**Items from a dataset**
++++++

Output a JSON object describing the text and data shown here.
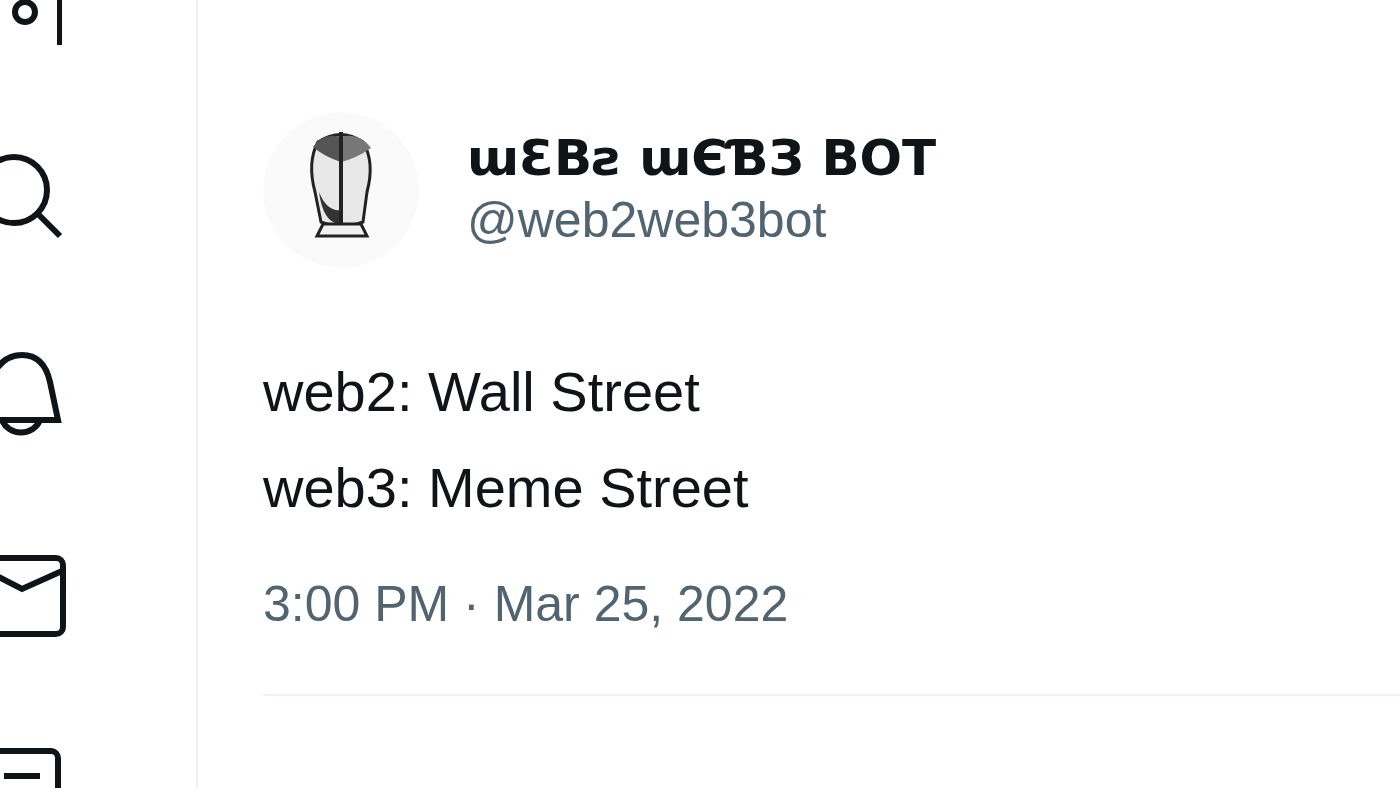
{
  "tweet": {
    "author": {
      "name": "ɯƐBƨ ɯЄƁЗ BOT",
      "handle": "@web2web3bot"
    },
    "text_lines": [
      "web2: Wall Street",
      "web3: Meme Street"
    ],
    "timestamp": "3:00 PM · Mar 25, 2022"
  }
}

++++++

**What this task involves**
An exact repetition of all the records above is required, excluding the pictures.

**Response box**
Output a JSON object describing the text and data shown here.
{
  "tweet": {
    "author": {
      "name": "ɯƐBƨ ɯЄƁЗ BOT",
      "handle": "@web2web3bot"
    },
    "text_lines": [
      "web2: Wall Street",
      "web3: Meme Street"
    ],
    "timestamp": "3:00 PM · Mar 25, 2022"
  }
}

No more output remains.